MT. LAUREL, N.J. (WPVI) -- Americans were shocked when Black Panther star Chadwick Boseman died of colon cancer at the age of 43.
But his case wasn't so rare. Colon cancer rates among young and middle-age adults are rising.
A young South Jersey father knows first-hand.
Shortly before his son was born, Josh Batushansky scheduled a colonoscopy, to answer a nagging question about his grandfather.
"He passed away of colon cancer in his mid-40s. So that was the thing in the back of my mind that prompted me," says Josh.
His gastroenterologist thought the 32-year-old Josh was a little young, but he backed the colonoscopy.
The polyps that were found seemed benign. But...
"Two days later, I'm getting a call from the doctor himself, saying, we identified cancer, colon cancer," Josh recalls.
And a few weeks later, surgeons at Fox Chase Cancer Center removed part of Josh's colon.
"There's still a myth out there that young people don't get colorectal cancer," says Dr. Vanessa Wookey, a medical oncologist at Fox Chase Cancer Center.
But Dr. Wookey says statistics tell a different story. Since 1995, colon cancer has doubled in those under 55. And it's often more advanced.
One theory says the American diet is a factor.
"Emerging theories center, centering on the microbiome, or the bacteria that live in our gut," she says.
Dr. Wookey says screening should start at 45 for those with an average risk, and earlier for higher-risk people.
She says there are several test options, however, colonoscopy remains the best.
"It's not just to detect cancer, it's also important for preventing cancer, as it can - during a colonoscopy, polyps that may eventually turn into cancer are removed," Dr. Wookey notes.
The next year, Josh needed eight months of chemotherapy for several tumors in his lung.
But when it was done, one tumor was gone. The other had shrunk.
"And in August of 2015, I had the lower left portion of my lung resected or removed," he says.
Nearly eight years later, Josh remains cancer-free, enjoying fatherhood, and tirelessly speaking out.
"Early detection is the only way to stop it. Without that, the cancer wins.
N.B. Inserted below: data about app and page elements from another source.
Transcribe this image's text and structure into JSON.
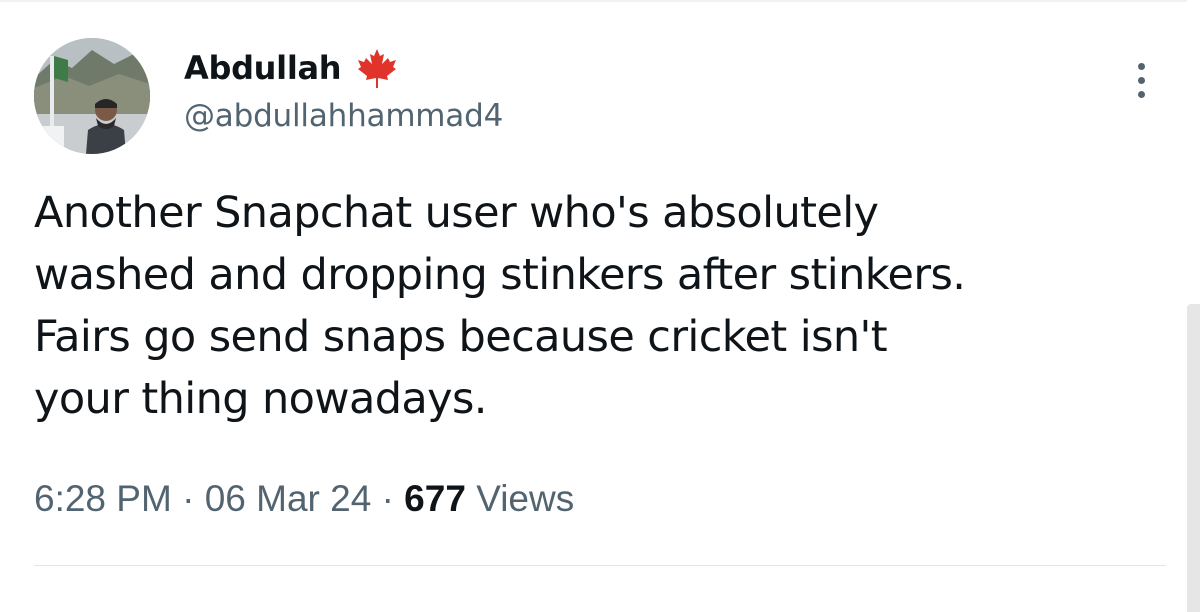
{
  "author": {
    "display_name": "Abdullah",
    "handle": "@abdullahhammad4",
    "badge_icon": "maple-leaf-icon",
    "badge_color": "#e0342b"
  },
  "tweet": {
    "lines": [
      "Another Snapchat user who's absolutely",
      "washed and dropping stinkers after stinkers.",
      "Fairs go send snaps because cricket isn't",
      "your thing nowadays."
    ]
  },
  "meta": {
    "time": "6:28 PM",
    "separator": "·",
    "date": "06 Mar 24",
    "views_count": "677",
    "views_label": "Views"
  },
  "colors": {
    "text_primary": "#0f1419",
    "text_secondary": "#536471"
  },
  "icons": {
    "more": "more-dots-icon"
  }
}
And the lessons that cancer teaches you can be very harsh," he notes.
Dr. Wookey says to lower your colon cancer risk - limit processed meats like deli meat, bacon, or ham; cut back on sugary beverages; exercise and keep a healthy weight, and don't smoke.